**Work order:**
Using the data below, return all lines in which "maniera" appears.

**Given data:**
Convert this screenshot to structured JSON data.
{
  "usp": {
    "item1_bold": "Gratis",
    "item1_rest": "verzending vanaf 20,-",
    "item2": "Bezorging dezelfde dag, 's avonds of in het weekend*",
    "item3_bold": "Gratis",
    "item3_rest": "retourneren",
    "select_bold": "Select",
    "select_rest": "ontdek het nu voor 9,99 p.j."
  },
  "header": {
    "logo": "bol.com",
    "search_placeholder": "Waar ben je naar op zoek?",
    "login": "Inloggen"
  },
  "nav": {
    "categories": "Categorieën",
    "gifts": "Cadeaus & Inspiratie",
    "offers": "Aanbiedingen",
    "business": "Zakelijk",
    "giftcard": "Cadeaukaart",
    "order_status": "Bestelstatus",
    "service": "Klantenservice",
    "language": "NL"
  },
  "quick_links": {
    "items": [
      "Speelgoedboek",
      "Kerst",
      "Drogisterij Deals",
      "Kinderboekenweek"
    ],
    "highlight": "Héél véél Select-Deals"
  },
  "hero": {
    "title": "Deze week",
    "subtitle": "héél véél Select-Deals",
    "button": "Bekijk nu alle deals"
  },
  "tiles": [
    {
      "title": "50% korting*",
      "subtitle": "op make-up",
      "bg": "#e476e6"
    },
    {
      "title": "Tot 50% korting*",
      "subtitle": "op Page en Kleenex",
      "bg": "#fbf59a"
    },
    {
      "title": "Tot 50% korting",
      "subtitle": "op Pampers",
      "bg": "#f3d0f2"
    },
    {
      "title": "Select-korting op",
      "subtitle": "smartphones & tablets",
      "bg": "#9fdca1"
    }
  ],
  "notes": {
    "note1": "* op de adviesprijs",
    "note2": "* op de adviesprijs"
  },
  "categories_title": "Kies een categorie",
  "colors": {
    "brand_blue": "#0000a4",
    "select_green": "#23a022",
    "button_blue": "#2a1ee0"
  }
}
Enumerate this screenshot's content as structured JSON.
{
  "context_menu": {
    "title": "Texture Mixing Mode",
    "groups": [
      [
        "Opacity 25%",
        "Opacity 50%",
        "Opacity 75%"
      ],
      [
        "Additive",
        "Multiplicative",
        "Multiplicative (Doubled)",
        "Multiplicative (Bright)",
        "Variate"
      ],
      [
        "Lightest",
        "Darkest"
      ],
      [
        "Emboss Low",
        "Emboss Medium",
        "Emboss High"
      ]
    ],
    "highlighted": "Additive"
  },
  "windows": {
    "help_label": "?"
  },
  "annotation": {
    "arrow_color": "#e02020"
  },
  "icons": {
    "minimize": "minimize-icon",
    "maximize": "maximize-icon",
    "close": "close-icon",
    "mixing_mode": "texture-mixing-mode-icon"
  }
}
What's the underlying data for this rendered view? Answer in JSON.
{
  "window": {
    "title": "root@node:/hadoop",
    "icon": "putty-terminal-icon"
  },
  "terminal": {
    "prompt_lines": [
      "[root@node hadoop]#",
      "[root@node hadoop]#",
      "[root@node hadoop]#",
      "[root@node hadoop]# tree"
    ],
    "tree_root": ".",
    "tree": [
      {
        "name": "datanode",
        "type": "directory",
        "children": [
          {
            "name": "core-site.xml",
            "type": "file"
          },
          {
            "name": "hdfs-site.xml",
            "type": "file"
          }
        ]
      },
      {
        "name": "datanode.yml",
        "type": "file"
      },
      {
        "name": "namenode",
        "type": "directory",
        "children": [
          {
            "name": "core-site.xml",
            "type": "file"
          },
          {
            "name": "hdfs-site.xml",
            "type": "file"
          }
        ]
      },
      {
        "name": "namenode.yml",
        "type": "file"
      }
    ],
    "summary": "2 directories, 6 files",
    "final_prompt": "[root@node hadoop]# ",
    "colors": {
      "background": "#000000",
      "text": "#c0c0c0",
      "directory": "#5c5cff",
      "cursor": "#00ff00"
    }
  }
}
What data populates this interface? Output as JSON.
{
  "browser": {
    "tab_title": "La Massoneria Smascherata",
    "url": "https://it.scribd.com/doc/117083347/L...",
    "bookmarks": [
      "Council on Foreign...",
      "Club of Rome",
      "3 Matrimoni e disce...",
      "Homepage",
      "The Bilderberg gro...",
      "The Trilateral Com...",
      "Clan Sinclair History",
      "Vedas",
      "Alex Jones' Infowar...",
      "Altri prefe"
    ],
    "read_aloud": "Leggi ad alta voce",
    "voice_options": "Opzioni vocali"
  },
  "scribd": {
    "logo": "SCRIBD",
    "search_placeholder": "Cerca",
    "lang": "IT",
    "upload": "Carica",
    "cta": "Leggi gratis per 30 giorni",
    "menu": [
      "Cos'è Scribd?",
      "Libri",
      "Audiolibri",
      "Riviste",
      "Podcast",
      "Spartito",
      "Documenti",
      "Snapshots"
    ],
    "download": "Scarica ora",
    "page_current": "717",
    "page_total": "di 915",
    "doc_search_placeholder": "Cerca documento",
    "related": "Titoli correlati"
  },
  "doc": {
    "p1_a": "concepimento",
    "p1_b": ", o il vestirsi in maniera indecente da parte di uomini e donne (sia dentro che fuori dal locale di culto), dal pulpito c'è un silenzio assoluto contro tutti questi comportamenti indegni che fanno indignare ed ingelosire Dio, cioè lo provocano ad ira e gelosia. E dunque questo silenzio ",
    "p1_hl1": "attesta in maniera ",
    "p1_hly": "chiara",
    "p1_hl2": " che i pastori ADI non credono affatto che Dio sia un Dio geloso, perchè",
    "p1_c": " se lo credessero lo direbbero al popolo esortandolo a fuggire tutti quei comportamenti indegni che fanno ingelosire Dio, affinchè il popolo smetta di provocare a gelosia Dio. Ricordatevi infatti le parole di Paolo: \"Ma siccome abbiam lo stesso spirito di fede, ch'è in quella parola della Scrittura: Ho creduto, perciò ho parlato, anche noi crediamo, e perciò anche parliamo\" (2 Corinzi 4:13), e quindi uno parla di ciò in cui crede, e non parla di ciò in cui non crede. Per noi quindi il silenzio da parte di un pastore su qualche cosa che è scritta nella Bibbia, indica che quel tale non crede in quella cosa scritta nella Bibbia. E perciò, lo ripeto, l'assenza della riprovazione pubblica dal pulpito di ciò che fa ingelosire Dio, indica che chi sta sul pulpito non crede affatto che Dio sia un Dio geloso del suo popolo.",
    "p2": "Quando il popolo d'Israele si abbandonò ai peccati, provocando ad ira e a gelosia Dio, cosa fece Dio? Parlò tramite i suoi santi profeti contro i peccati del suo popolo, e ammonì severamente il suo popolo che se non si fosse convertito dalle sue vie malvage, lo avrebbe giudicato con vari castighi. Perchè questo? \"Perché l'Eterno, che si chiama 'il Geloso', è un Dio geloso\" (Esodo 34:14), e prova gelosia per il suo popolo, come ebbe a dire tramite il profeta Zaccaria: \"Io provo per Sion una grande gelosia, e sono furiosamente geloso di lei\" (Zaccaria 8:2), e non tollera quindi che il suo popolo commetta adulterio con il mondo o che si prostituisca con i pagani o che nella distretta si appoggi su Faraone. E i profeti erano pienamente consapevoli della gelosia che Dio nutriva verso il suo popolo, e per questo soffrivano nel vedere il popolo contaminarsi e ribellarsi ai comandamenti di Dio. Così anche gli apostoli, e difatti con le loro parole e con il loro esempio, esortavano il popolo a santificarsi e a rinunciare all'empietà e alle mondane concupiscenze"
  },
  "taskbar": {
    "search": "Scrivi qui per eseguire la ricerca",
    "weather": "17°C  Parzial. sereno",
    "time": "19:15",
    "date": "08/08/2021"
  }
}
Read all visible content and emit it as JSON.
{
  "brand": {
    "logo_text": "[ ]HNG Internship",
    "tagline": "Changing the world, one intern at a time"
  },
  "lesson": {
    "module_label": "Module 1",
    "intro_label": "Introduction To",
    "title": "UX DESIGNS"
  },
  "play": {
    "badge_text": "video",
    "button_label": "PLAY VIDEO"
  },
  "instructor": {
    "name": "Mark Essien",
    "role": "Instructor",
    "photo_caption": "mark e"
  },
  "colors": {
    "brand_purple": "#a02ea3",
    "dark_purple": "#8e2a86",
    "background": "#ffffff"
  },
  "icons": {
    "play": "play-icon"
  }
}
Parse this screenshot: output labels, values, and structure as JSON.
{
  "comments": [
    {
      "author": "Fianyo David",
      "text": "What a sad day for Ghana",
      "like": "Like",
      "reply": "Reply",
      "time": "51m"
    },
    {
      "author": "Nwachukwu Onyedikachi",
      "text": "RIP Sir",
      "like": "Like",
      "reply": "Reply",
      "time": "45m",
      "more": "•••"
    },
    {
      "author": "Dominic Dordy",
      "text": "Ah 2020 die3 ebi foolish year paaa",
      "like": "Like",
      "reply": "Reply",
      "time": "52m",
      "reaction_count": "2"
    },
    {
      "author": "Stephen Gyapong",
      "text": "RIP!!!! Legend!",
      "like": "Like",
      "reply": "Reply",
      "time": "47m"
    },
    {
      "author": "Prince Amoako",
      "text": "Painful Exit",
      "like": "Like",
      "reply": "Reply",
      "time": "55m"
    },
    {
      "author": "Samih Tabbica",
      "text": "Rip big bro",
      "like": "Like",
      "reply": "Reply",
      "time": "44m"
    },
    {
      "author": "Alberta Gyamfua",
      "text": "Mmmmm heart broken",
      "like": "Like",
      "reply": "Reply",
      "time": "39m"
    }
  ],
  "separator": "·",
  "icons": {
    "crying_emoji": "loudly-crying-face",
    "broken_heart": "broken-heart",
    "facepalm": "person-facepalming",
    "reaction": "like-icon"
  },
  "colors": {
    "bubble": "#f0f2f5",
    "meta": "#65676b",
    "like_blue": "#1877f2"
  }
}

**Problem solution:**
    "p1_b": ", o il vestirsi in maniera indecente da parte di uomini e donne (sia dentro che fuori dal locale di culto), dal pulpito c'è un silenzio assoluto contro tutti questi comportamenti indegni che fanno indignare ed ingelosire Dio, cioè lo provocano ad ira e gelosia. E dunque questo silenzio ",
    "p1_hl1": "attesta in maniera ",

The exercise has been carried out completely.